→ Task goal: In the records below, some lines contain the word "years". Copy each of them.

(Beginning of The records)

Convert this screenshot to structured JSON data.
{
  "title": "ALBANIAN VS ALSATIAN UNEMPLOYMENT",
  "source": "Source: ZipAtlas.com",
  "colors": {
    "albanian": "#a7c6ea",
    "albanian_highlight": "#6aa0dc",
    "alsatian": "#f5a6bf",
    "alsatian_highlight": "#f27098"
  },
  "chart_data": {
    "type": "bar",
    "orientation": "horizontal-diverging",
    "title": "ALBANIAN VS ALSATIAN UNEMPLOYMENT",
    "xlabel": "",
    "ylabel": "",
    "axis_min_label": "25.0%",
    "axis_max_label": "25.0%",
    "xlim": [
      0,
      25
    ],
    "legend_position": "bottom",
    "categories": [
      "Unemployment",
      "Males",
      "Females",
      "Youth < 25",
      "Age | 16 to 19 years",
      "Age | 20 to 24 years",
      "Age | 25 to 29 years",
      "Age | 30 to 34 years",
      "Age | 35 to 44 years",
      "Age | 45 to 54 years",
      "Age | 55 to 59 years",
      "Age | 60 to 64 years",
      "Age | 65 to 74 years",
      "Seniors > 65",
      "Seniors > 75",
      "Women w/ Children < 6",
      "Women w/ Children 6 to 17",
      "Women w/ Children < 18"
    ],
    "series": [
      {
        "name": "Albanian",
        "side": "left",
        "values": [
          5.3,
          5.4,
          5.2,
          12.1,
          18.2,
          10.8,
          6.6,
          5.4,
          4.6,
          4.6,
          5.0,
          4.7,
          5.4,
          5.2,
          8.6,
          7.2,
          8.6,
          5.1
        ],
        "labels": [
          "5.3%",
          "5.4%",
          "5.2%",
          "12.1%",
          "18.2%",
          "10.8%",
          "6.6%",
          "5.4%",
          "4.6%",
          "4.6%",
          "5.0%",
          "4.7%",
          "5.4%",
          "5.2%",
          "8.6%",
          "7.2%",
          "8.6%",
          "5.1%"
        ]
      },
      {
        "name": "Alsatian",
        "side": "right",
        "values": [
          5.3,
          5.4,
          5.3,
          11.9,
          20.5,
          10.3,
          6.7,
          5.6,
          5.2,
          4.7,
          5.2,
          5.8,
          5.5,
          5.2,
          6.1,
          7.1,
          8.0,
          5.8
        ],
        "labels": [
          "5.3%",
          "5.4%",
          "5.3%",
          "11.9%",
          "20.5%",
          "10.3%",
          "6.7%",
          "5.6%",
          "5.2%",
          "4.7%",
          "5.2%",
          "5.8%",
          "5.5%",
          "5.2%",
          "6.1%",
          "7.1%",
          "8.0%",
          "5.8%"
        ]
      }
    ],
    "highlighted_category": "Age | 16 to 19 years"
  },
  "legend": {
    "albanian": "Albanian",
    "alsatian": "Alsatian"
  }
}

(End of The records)

→ Solution to the exercise:
      "Age | 16 to 19 years",
      "Age | 20 to 24 years",
      "Age | 25 to 29 years",
      "Age | 30 to 34 years",
      "Age | 35 to 44 years",
      "Age | 45 to 54 years",
      "Age | 55 to 59 years",
      "Age | 60 to 64 years",
      "Age | 65 to 74 years",
    "highlighted_category": "Age | 16 to 19 years"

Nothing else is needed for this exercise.